◆ Data extracts:
■ ■ ■ ■ ■ ■ ■
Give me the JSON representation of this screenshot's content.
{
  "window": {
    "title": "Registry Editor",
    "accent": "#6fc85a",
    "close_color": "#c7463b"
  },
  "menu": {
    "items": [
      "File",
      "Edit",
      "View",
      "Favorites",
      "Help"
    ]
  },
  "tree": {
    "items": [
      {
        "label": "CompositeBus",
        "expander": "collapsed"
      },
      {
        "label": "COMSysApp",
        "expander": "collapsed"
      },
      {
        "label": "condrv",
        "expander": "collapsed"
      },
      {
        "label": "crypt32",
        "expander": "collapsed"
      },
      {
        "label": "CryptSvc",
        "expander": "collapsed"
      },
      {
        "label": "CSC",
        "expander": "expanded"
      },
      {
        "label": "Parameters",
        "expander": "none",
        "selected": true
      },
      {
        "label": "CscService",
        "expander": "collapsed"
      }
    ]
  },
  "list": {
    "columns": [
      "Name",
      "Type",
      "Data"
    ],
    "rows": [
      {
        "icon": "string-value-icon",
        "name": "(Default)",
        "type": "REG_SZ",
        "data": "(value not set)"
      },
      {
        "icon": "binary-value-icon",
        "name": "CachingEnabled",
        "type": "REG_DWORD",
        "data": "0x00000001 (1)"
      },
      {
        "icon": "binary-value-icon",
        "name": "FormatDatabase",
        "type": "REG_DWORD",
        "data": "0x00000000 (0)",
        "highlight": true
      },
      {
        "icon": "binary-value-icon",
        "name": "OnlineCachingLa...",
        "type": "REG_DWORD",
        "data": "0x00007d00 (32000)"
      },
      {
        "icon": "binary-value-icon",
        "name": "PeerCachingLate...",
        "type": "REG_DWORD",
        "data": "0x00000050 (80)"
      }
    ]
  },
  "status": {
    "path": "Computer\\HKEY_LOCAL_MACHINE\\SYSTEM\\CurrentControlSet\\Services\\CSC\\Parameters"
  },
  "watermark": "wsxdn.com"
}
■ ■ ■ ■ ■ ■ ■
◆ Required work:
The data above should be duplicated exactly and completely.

◆ Finished exercise:
Give me the JSON representation of this screenshot's content.
{
  "window": {
    "title": "Registry Editor",
    "accent": "#6fc85a",
    "close_color": "#c7463b"
  },
  "menu": {
    "items": [
      "File",
      "Edit",
      "View",
      "Favorites",
      "Help"
    ]
  },
  "tree": {
    "items": [
      {
        "label": "CompositeBus",
        "expander": "collapsed"
      },
      {
        "label": "COMSysApp",
        "expander": "collapsed"
      },
      {
        "label": "condrv",
        "expander": "collapsed"
      },
      {
        "label": "crypt32",
        "expander": "collapsed"
      },
      {
        "label": "CryptSvc",
        "expander": "collapsed"
      },
      {
        "label": "CSC",
        "expander": "expanded"
      },
      {
        "label": "Parameters",
        "expander": "none",
        "selected": true
      },
      {
        "label": "CscService",
        "expander": "collapsed"
      }
    ]
  },
  "list": {
    "columns": [
      "Name",
      "Type",
      "Data"
    ],
    "rows": [
      {
        "icon": "string-value-icon",
        "name": "(Default)",
        "type": "REG_SZ",
        "data": "(value not set)"
      },
      {
        "icon": "binary-value-icon",
        "name": "CachingEnabled",
        "type": "REG_DWORD",
        "data": "0x00000001 (1)"
      },
      {
        "icon": "binary-value-icon",
        "name": "FormatDatabase",
        "type": "REG_DWORD",
        "data": "0x00000000 (0)",
        "highlight": true
      },
      {
        "icon": "binary-value-icon",
        "name": "OnlineCachingLa...",
        "type": "REG_DWORD",
        "data": "0x00007d00 (32000)"
      },
      {
        "icon": "binary-value-icon",
        "name": "PeerCachingLate...",
        "type": "REG_DWORD",
        "data": "0x00000050 (80)"
      }
    ]
  },
  "status": {
    "path": "Computer\\HKEY_LOCAL_MACHINE\\SYSTEM\\CurrentControlSet\\Services\\CSC\\Parameters"
  },
  "watermark": "wsxdn.com"
}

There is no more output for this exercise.